## EXERCISE OBJECTIVE
The listing below is to be copied exactly, with pictures excluded.

## RECORDS SHOWN
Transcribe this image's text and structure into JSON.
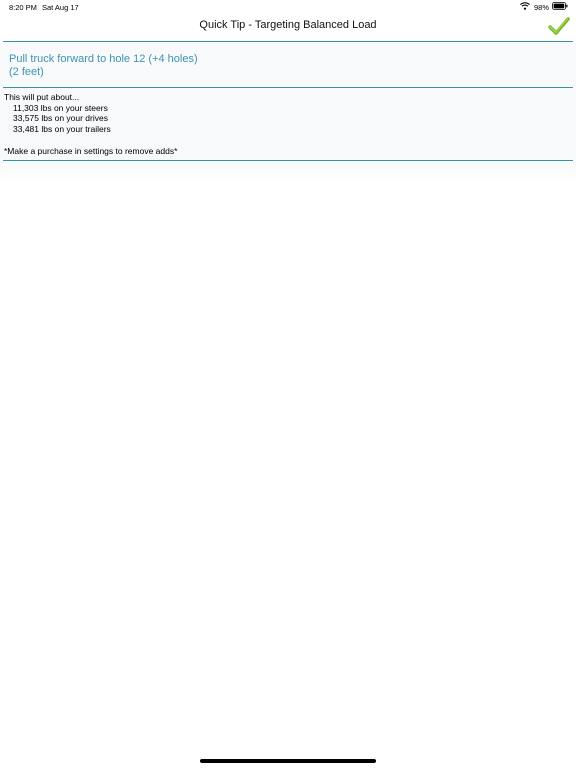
{
  "status_bar": {
    "time": "8:20 PM",
    "date": "Sat Aug 17",
    "battery_percent": "98%",
    "icons": [
      "wifi-icon",
      "battery-icon"
    ]
  },
  "nav": {
    "title": "Quick Tip - Targeting Balanced Load",
    "done_icon": "checkmark-icon"
  },
  "tip": {
    "action_line1": "Pull truck forward to hole 12 (+4 holes)",
    "action_line2": "(2 feet)",
    "intro": "This will put about...",
    "steers": "11,303 lbs on your steers",
    "drives": "33,575 lbs on your drives",
    "trailers": "33,481 lbs on your trailers",
    "ad_note": "*Make a purchase in settings to remove adds*"
  },
  "colors": {
    "accent": "#3d94b3",
    "divider": "#3b91a8",
    "check_green": "#78b51e"
  }
}
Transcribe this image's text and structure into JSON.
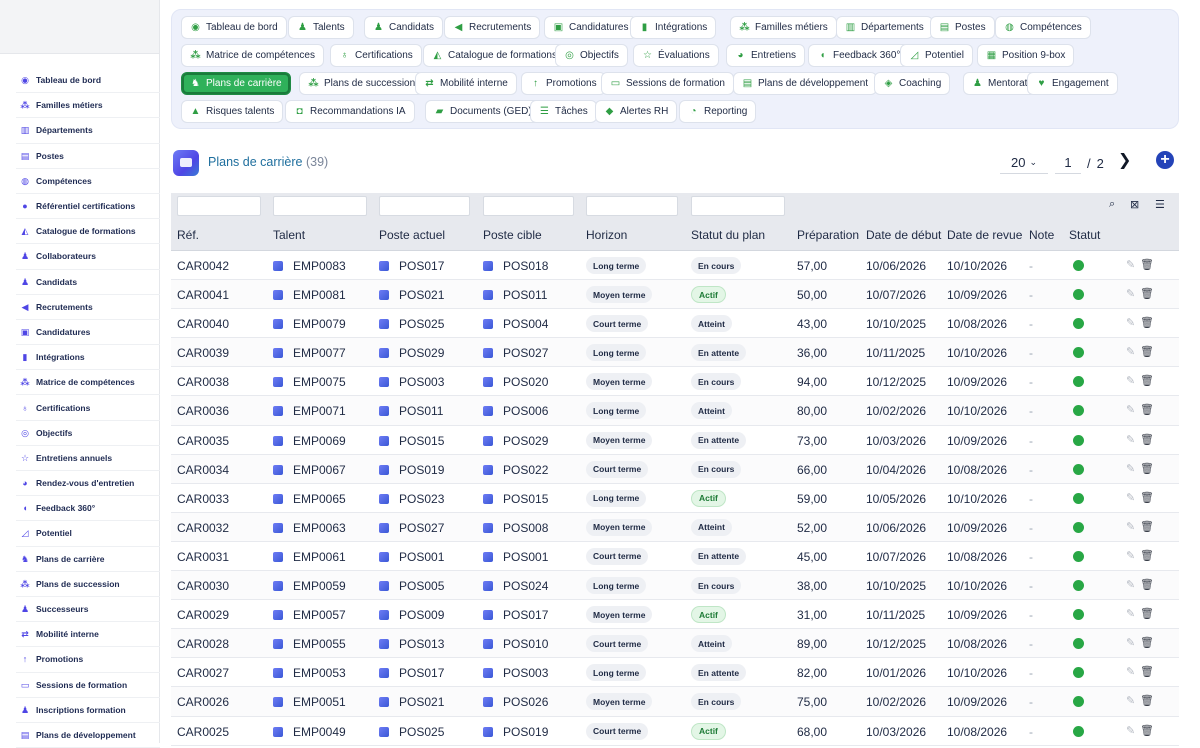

## SOLVED EXERCISE
Transcribe this image's text and structure into JSON.
{
  "status_bar": {
    "time": "8:20 PM",
    "date": "Sat Aug 17",
    "battery_percent": "98%",
    "icons": [
      "wifi-icon",
      "battery-icon"
    ]
  },
  "nav": {
    "title": "Quick Tip - Targeting Balanced Load",
    "done_icon": "checkmark-icon"
  },
  "tip": {
    "action_line1": "Pull truck forward to hole 12 (+4 holes)",
    "action_line2": "(2 feet)",
    "intro": "This will put about...",
    "steers": "11,303 lbs on your steers",
    "drives": "33,575 lbs on your drives",
    "trailers": "33,481 lbs on your trailers",
    "ad_note": "*Make a purchase in settings to remove adds*"
  },
  "colors": {
    "accent": "#3d94b3",
    "divider": "#3b91a8",
    "check_green": "#78b51e"
  }
}
Transcribe this image's text and structure into JSON.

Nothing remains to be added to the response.